* Your objective
The response should be an exact copy of every record.

****************************************

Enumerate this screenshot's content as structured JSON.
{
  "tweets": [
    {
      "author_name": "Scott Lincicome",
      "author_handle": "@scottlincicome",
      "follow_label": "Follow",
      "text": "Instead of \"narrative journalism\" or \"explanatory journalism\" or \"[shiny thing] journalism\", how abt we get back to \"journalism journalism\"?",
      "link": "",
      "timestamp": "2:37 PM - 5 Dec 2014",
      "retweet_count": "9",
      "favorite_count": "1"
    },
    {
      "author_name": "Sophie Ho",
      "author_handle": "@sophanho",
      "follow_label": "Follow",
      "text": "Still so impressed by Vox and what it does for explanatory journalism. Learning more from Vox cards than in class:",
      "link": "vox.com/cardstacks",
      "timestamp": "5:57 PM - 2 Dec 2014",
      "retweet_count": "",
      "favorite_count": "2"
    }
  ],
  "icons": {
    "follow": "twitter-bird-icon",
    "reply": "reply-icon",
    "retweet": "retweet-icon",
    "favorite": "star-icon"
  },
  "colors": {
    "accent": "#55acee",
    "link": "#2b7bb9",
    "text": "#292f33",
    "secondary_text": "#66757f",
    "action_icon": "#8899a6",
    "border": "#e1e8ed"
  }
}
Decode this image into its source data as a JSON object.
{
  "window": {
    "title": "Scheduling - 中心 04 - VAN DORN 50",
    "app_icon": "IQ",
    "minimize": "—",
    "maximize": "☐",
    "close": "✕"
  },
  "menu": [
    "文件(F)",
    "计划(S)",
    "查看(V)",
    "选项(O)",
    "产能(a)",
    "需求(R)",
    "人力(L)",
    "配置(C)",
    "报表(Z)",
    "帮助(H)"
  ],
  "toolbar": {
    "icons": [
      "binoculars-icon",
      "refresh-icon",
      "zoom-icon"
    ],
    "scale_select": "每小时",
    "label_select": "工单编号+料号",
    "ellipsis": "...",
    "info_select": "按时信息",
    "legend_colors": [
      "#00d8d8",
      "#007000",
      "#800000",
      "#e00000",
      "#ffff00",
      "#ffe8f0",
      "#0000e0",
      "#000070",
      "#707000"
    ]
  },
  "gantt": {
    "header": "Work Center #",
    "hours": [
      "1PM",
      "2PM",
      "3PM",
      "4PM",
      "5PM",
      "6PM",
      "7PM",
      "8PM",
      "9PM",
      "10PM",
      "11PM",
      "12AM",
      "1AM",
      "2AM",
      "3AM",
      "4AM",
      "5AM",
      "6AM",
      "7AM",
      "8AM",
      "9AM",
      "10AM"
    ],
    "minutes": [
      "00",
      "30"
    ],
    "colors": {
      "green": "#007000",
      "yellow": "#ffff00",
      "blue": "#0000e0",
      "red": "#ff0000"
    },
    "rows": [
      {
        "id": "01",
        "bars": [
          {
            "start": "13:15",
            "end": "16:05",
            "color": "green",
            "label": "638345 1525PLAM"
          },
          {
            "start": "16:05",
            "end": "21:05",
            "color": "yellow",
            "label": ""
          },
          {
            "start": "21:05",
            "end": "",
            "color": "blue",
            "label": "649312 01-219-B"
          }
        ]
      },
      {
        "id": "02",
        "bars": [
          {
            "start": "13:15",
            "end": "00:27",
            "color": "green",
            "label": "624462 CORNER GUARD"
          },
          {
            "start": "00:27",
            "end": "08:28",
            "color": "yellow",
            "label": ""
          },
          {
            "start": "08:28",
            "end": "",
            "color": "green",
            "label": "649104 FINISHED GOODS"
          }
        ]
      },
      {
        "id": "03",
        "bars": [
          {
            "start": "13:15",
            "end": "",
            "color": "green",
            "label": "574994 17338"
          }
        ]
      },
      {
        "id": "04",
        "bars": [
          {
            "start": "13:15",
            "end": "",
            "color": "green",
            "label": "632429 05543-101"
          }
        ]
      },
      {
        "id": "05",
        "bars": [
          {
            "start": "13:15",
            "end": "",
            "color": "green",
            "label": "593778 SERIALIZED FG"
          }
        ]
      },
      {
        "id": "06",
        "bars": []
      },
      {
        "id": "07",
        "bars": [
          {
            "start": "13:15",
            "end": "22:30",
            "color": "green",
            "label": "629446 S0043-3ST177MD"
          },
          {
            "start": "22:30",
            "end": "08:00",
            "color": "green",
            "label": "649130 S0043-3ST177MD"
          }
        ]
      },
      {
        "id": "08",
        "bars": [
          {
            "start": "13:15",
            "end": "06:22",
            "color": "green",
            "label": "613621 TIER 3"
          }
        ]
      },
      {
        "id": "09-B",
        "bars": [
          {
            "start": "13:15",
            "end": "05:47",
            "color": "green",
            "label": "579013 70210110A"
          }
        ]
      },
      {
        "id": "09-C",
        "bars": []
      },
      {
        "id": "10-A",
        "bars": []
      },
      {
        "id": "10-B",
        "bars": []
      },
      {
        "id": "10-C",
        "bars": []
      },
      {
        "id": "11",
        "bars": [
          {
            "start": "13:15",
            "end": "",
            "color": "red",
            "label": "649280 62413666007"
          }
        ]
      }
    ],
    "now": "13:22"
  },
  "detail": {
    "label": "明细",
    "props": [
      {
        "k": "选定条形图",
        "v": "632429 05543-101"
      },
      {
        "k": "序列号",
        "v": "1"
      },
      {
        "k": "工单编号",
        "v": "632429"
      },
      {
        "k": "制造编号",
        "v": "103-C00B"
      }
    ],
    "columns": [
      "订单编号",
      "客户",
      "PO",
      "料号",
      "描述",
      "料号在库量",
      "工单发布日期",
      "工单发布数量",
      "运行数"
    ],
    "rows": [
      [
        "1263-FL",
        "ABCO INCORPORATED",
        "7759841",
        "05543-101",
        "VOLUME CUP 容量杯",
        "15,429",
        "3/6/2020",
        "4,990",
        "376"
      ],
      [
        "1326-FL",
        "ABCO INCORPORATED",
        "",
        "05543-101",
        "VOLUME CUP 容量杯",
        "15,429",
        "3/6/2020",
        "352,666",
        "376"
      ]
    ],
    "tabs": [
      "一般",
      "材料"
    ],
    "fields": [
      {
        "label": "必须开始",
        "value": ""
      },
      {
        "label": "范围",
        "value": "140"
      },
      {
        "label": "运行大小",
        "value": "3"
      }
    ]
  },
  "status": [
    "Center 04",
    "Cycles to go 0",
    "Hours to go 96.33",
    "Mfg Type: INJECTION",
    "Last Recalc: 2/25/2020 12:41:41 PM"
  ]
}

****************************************

* Written response
Enumerate this screenshot's content as structured JSON.
{
  "tweets": [
    {
      "author_name": "Scott Lincicome",
      "author_handle": "@scottlincicome",
      "follow_label": "Follow",
      "text": "Instead of \"narrative journalism\" or \"explanatory journalism\" or \"[shiny thing] journalism\", how abt we get back to \"journalism journalism\"?",
      "link": "",
      "timestamp": "2:37 PM - 5 Dec 2014",
      "retweet_count": "9",
      "favorite_count": "1"
    },
    {
      "author_name": "Sophie Ho",
      "author_handle": "@sophanho",
      "follow_label": "Follow",
      "text": "Still so impressed by Vox and what it does for explanatory journalism. Learning more from Vox cards than in class:",
      "link": "vox.com/cardstacks",
      "timestamp": "5:57 PM - 2 Dec 2014",
      "retweet_count": "",
      "favorite_count": "2"
    }
  ],
  "icons": {
    "follow": "twitter-bird-icon",
    "reply": "reply-icon",
    "retweet": "retweet-icon",
    "favorite": "star-icon"
  },
  "colors": {
    "accent": "#55acee",
    "link": "#2b7bb9",
    "text": "#292f33",
    "secondary_text": "#66757f",
    "action_icon": "#8899a6",
    "border": "#e1e8ed"
  }
}
Decode this image into its source data as a JSON object.
{
  "window": {
    "title": "Scheduling - 中心 04 - VAN DORN 50",
    "app_icon": "IQ",
    "minimize": "—",
    "maximize": "☐",
    "close": "✕"
  },
  "menu": [
    "文件(F)",
    "计划(S)",
    "查看(V)",
    "选项(O)",
    "产能(a)",
    "需求(R)",
    "人力(L)",
    "配置(C)",
    "报表(Z)",
    "帮助(H)"
  ],
  "toolbar": {
    "icons": [
      "binoculars-icon",
      "refresh-icon",
      "zoom-icon"
    ],
    "scale_select": "每小时",
    "label_select": "工单编号+料号",
    "ellipsis": "...",
    "info_select": "按时信息",
    "legend_colors": [
      "#00d8d8",
      "#007000",
      "#800000",
      "#e00000",
      "#ffff00",
      "#ffe8f0",
      "#0000e0",
      "#000070",
      "#707000"
    ]
  },
  "gantt": {
    "header": "Work Center #",
    "hours": [
      "1PM",
      "2PM",
      "3PM",
      "4PM",
      "5PM",
      "6PM",
      "7PM",
      "8PM",
      "9PM",
      "10PM",
      "11PM",
      "12AM",
      "1AM",
      "2AM",
      "3AM",
      "4AM",
      "5AM",
      "6AM",
      "7AM",
      "8AM",
      "9AM",
      "10AM"
    ],
    "minutes": [
      "00",
      "30"
    ],
    "colors": {
      "green": "#007000",
      "yellow": "#ffff00",
      "blue": "#0000e0",
      "red": "#ff0000"
    },
    "rows": [
      {
        "id": "01",
        "bars": [
          {
            "start": "13:15",
            "end": "16:05",
            "color": "green",
            "label": "638345 1525PLAM"
          },
          {
            "start": "16:05",
            "end": "21:05",
            "color": "yellow",
            "label": ""
          },
          {
            "start": "21:05",
            "end": "",
            "color": "blue",
            "label": "649312 01-219-B"
          }
        ]
      },
      {
        "id": "02",
        "bars": [
          {
            "start": "13:15",
            "end": "00:27",
            "color": "green",
            "label": "624462 CORNER GUARD"
          },
          {
            "start": "00:27",
            "end": "08:28",
            "color": "yellow",
            "label": ""
          },
          {
            "start": "08:28",
            "end": "",
            "color": "green",
            "label": "649104 FINISHED GOODS"
          }
        ]
      },
      {
        "id": "03",
        "bars": [
          {
            "start": "13:15",
            "end": "",
            "color": "green",
            "label": "574994 17338"
          }
        ]
      },
      {
        "id": "04",
        "bars": [
          {
            "start": "13:15",
            "end": "",
            "color": "green",
            "label": "632429 05543-101"
          }
        ]
      },
      {
        "id": "05",
        "bars": [
          {
            "start": "13:15",
            "end": "",
            "color": "green",
            "label": "593778 SERIALIZED FG"
          }
        ]
      },
      {
        "id": "06",
        "bars": []
      },
      {
        "id": "07",
        "bars": [
          {
            "start": "13:15",
            "end": "22:30",
            "color": "green",
            "label": "629446 S0043-3ST177MD"
          },
          {
            "start": "22:30",
            "end": "08:00",
            "color": "green",
            "label": "649130 S0043-3ST177MD"
          }
        ]
      },
      {
        "id": "08",
        "bars": [
          {
            "start": "13:15",
            "end": "06:22",
            "color": "green",
            "label": "613621 TIER 3"
          }
        ]
      },
      {
        "id": "09-B",
        "bars": [
          {
            "start": "13:15",
            "end": "05:47",
            "color": "green",
            "label": "579013 70210110A"
          }
        ]
      },
      {
        "id": "09-C",
        "bars": []
      },
      {
        "id": "10-A",
        "bars": []
      },
      {
        "id": "10-B",
        "bars": []
      },
      {
        "id": "10-C",
        "bars": []
      },
      {
        "id": "11",
        "bars": [
          {
            "start": "13:15",
            "end": "",
            "color": "red",
            "label": "649280 62413666007"
          }
        ]
      }
    ],
    "now": "13:22"
  },
  "detail": {
    "label": "明细",
    "props": [
      {
        "k": "选定条形图",
        "v": "632429 05543-101"
      },
      {
        "k": "序列号",
        "v": "1"
      },
      {
        "k": "工单编号",
        "v": "632429"
      },
      {
        "k": "制造编号",
        "v": "103-C00B"
      }
    ],
    "columns": [
      "订单编号",
      "客户",
      "PO",
      "料号",
      "描述",
      "料号在库量",
      "工单发布日期",
      "工单发布数量",
      "运行数"
    ],
    "rows": [
      [
        "1263-FL",
        "ABCO INCORPORATED",
        "7759841",
        "05543-101",
        "VOLUME CUP 容量杯",
        "15,429",
        "3/6/2020",
        "4,990",
        "376"
      ],
      [
        "1326-FL",
        "ABCO INCORPORATED",
        "",
        "05543-101",
        "VOLUME CUP 容量杯",
        "15,429",
        "3/6/2020",
        "352,666",
        "376"
      ]
    ],
    "tabs": [
      "一般",
      "材料"
    ],
    "fields": [
      {
        "label": "必须开始",
        "value": ""
      },
      {
        "label": "范围",
        "value": "140"
      },
      {
        "label": "运行大小",
        "value": "3"
      }
    ]
  },
  "status": [
    "Center 04",
    "Cycles to go 0",
    "Hours to go 96.33",
    "Mfg Type: INJECTION",
    "Last Recalc: 2/25/2020 12:41:41 PM"
  ]
}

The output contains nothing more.